## Aim of the task
The answer must consist of every line below that holds the word "this".

[Data records for software interfaces]
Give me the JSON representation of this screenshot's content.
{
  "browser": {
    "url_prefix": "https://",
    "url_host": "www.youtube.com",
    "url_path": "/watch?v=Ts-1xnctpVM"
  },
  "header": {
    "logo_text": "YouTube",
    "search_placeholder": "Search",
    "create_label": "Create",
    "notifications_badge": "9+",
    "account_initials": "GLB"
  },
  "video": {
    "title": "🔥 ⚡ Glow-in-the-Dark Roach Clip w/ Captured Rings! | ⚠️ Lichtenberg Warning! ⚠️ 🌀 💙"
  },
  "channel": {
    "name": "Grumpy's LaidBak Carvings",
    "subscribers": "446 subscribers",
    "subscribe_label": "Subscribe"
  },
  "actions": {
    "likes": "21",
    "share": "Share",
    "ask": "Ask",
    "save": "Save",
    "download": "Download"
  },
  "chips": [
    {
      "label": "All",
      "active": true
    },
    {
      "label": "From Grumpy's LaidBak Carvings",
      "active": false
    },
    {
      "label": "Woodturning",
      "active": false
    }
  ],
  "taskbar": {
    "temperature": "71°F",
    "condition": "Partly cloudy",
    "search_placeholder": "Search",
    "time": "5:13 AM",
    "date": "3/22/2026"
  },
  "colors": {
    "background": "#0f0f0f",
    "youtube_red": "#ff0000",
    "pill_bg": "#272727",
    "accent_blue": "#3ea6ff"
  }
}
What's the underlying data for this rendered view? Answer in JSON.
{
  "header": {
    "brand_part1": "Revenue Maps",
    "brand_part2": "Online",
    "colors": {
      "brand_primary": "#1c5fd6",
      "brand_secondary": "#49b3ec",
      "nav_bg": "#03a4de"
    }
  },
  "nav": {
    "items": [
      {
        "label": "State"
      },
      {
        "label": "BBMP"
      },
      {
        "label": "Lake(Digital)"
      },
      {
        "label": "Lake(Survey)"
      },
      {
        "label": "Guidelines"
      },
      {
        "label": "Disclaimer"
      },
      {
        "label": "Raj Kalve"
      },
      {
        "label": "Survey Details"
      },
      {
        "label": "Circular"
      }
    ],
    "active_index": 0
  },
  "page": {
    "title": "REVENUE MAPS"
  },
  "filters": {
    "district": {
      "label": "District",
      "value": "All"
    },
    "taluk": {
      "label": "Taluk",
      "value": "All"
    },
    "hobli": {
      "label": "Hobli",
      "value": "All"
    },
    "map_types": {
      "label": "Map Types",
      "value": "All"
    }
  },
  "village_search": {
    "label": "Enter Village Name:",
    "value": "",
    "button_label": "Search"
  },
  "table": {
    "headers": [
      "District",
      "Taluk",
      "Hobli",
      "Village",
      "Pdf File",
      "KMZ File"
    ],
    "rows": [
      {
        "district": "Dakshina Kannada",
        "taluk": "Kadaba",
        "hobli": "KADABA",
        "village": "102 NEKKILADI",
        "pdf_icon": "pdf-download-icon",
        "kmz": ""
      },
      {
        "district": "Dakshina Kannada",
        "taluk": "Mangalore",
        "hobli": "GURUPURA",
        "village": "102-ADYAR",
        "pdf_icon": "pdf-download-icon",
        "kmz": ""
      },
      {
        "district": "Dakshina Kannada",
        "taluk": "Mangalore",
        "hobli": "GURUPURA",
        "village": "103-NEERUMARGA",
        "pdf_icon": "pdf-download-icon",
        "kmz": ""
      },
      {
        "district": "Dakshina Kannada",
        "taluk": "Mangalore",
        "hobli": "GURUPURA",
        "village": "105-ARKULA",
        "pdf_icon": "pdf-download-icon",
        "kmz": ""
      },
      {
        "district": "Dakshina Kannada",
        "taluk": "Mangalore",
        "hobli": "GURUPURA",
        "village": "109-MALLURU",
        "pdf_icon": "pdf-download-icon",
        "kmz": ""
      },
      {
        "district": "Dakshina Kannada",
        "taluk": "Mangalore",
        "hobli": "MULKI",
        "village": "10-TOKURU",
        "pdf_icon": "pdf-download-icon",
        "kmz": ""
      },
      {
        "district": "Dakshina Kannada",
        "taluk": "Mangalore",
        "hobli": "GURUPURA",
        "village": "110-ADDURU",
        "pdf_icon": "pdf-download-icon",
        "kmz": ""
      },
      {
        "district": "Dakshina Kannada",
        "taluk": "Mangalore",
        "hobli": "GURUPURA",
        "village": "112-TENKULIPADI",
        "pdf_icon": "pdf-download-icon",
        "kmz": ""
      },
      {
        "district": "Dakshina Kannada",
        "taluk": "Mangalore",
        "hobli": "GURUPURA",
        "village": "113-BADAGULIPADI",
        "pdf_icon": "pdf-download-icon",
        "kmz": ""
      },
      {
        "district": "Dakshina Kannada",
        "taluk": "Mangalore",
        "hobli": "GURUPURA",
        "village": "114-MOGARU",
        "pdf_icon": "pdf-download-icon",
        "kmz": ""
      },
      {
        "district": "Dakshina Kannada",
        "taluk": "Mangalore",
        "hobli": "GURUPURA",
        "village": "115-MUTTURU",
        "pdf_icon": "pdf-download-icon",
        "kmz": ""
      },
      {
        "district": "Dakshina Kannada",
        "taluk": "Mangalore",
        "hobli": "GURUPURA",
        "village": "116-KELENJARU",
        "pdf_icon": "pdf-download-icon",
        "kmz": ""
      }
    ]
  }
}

## Task answer
Give me the JSON representation of this screenshot's content.
What's the underlying data for this rendered view? Answer in JSON.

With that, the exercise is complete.